On a drive down Midland Avenue in Syracuse's Southwest neighborhood, Louise Poindexter pointed out where dozens of families used to live before the buildings were demolished to make way for the Midland sewage plant.
"One lady was living here for 19 years," she said. "The city comes in and says, 'you got to move.' What do you mean, I got to move?"
Poindexter is a community activist on the south side of Syracuse. She is a driving force behind the Partnership for Onondaga Creek (POC), a group that fought the construction of the sewage plant.
She said that in the Southwest neighborhood, more than 40 families were forced out of their homes because of the plant, and that very few were offered fair compensation.
"I got my house. You may say it's raggedy, and in some places it is raggedy," she said. "But it's my house. It's where I live."
The plant was built over community objections, and began operations in early 2008.
It has far surpassed an original projected cost of $75 million; so far, taxpayers have doled out $179 million, including $57 million last year for a pipeline extension. And, Poindexter is quick to point out, it's not fully finished yet.

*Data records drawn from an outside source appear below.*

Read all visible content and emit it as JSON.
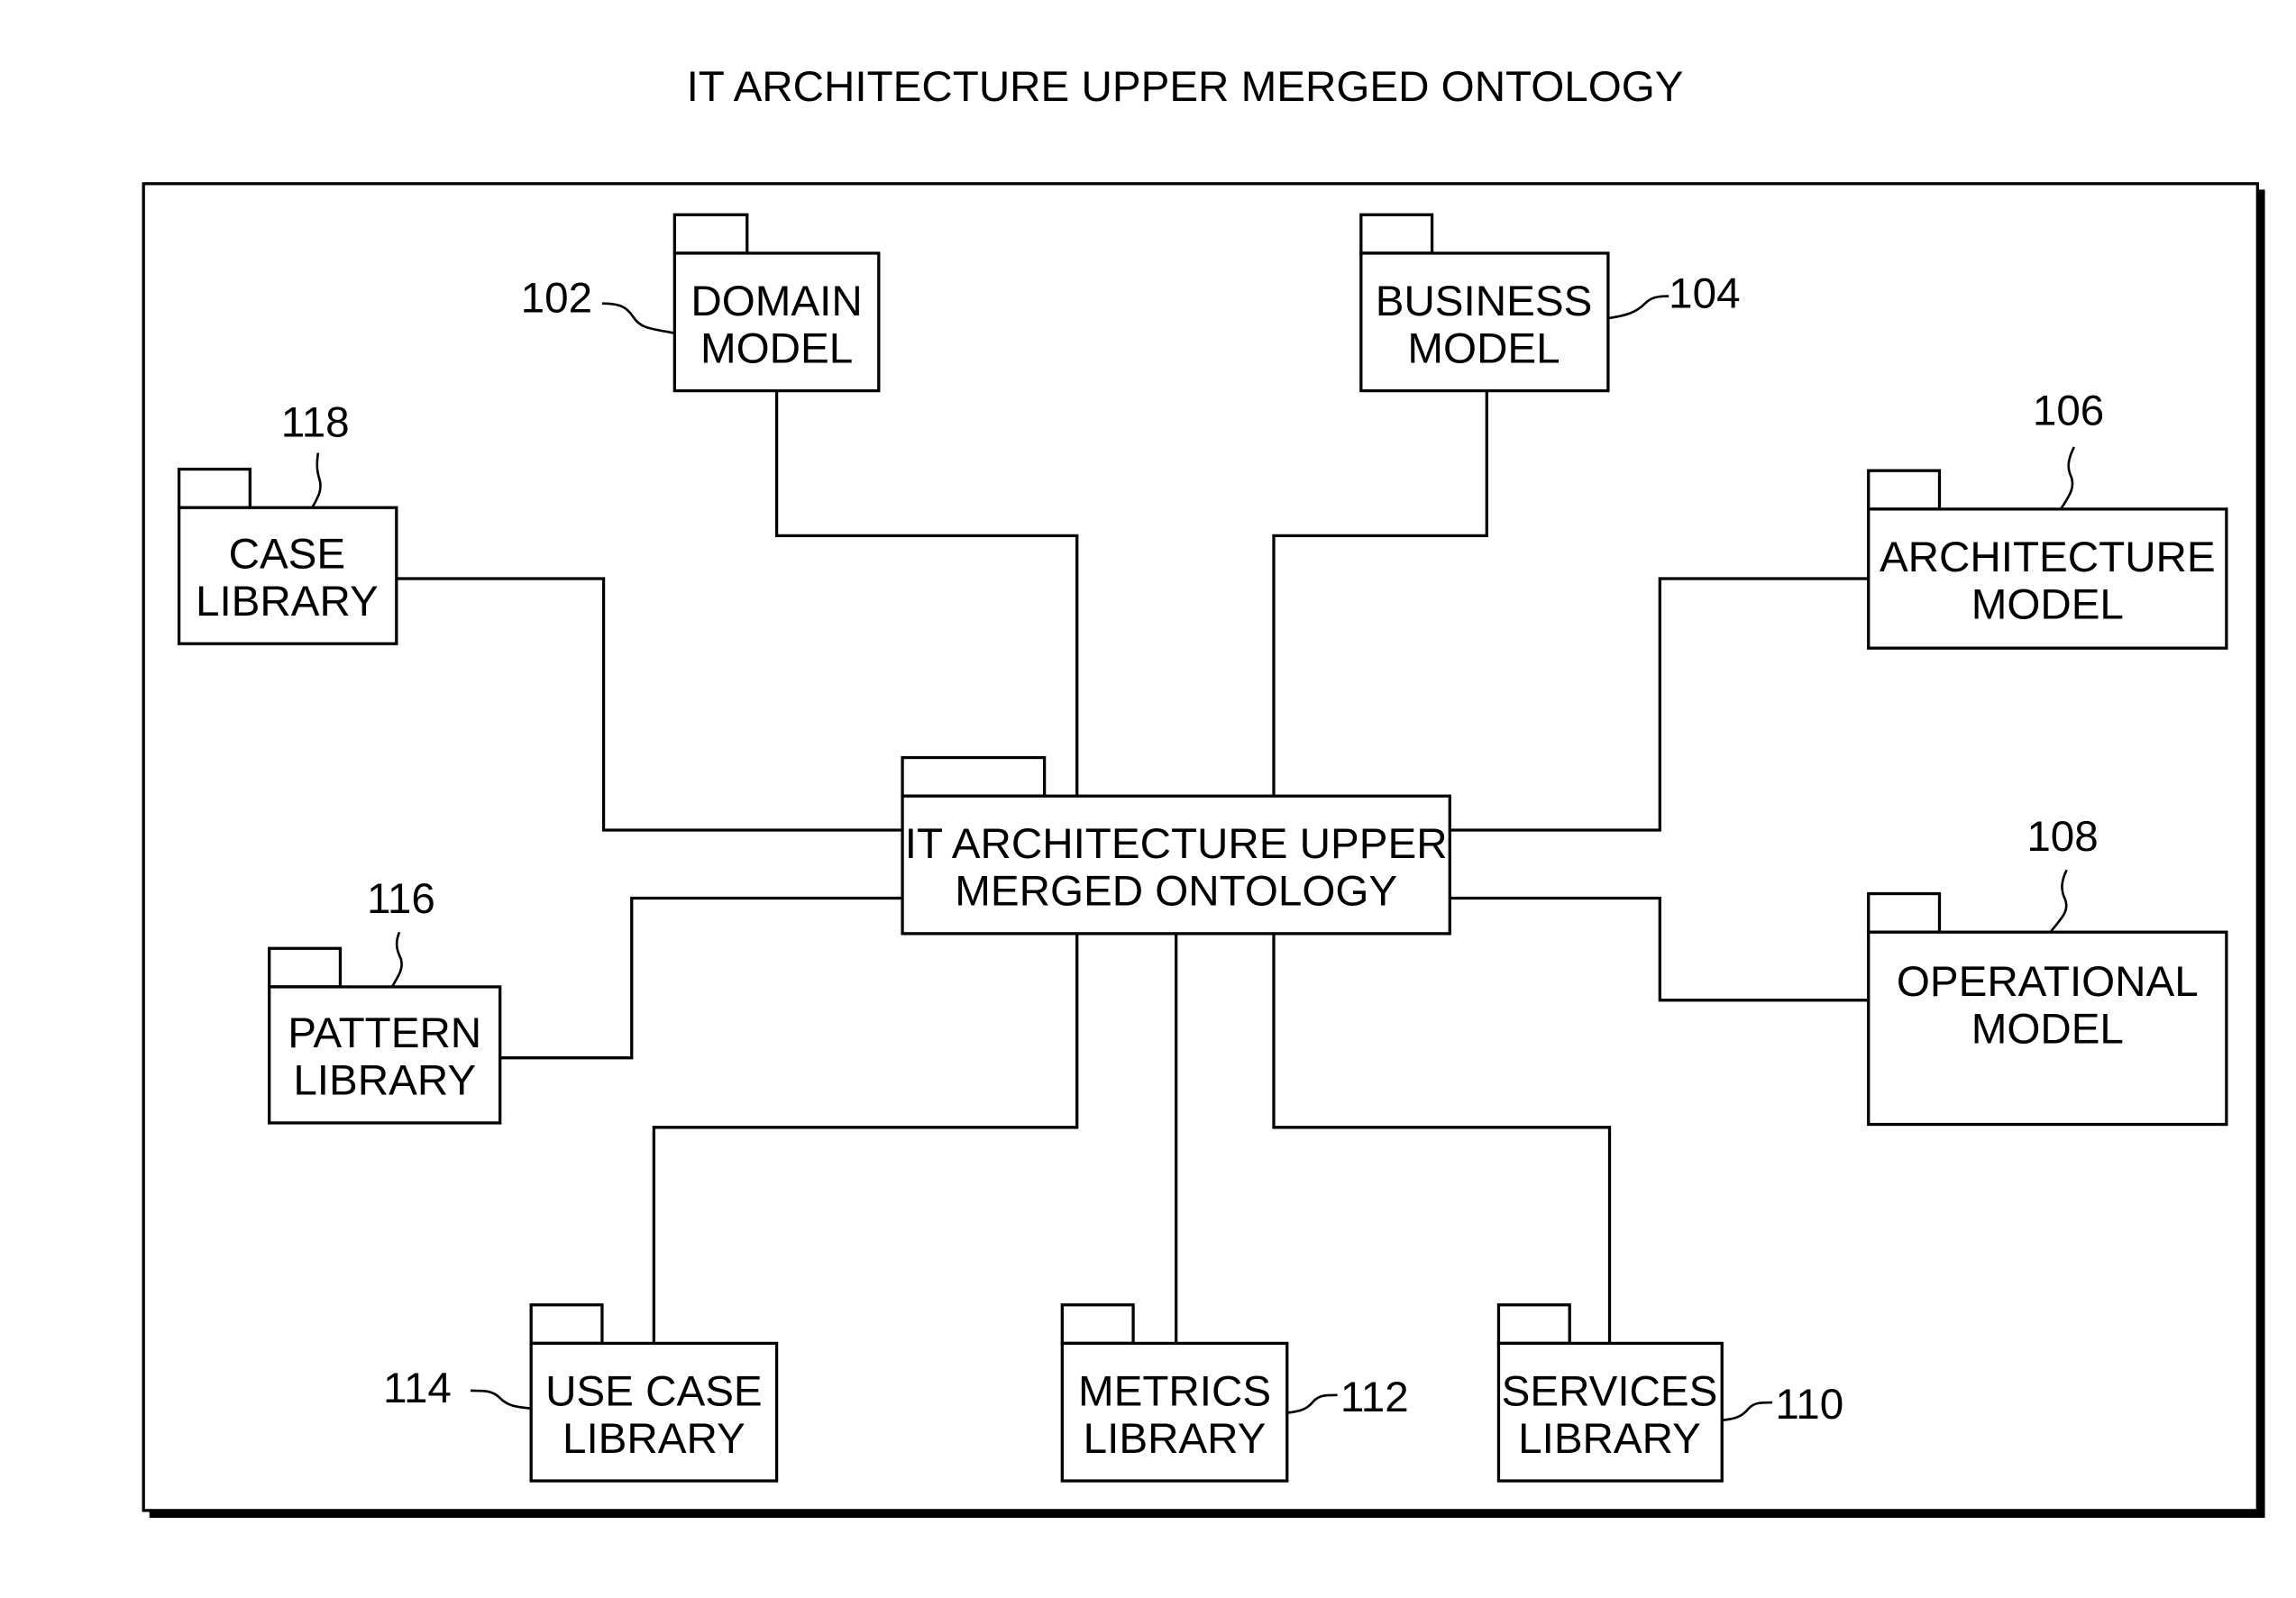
{
  "diagram": {
    "title": "IT ARCHITECTURE UPPER MERGED ONTOLOGY",
    "center": {
      "line1": "IT ARCHITECTURE UPPER",
      "line2": "MERGED ONTOLOGY"
    },
    "nodes": [
      {
        "id": "domain-model",
        "ref": "102",
        "line1": "DOMAIN",
        "line2": "MODEL"
      },
      {
        "id": "business-model",
        "ref": "104",
        "line1": "BUSINESS",
        "line2": "MODEL"
      },
      {
        "id": "architecture-model",
        "ref": "106",
        "line1": "ARCHITECTURE",
        "line2": "MODEL"
      },
      {
        "id": "operational-model",
        "ref": "108",
        "line1": "OPERATIONAL",
        "line2": "MODEL"
      },
      {
        "id": "services-library",
        "ref": "110",
        "line1": "SERVICES",
        "line2": "LIBRARY"
      },
      {
        "id": "metrics-library",
        "ref": "112",
        "line1": "METRICS",
        "line2": "LIBRARY"
      },
      {
        "id": "use-case-library",
        "ref": "114",
        "line1": "USE CASE",
        "line2": "LIBRARY"
      },
      {
        "id": "pattern-library",
        "ref": "116",
        "line1": "PATTERN",
        "line2": "LIBRARY"
      },
      {
        "id": "case-library",
        "ref": "118",
        "line1": "CASE",
        "line2": "LIBRARY"
      }
    ]
  }
}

Though the POC failed to prevent construction, Poindexter said the plant's size was halved, and much of it was put underground.
"It was a failure," she said, "but it showed people we could get something done."
Poindexter, who lives with her son and three grandchildren on Palmer Avenue, has spent much of the last 30 years grappling with the government on housing, education, crime and the environment. Before POC, she was a long-time member of Syracuse United Neighbors.
Phil Prehn, a community organizer with that organization, said she "instinctively understood" the issues confronting poor neighborhoods.
"With Louise, you just have to say, 'here's what's wrong,' and she's already got three ideas, probably good ones."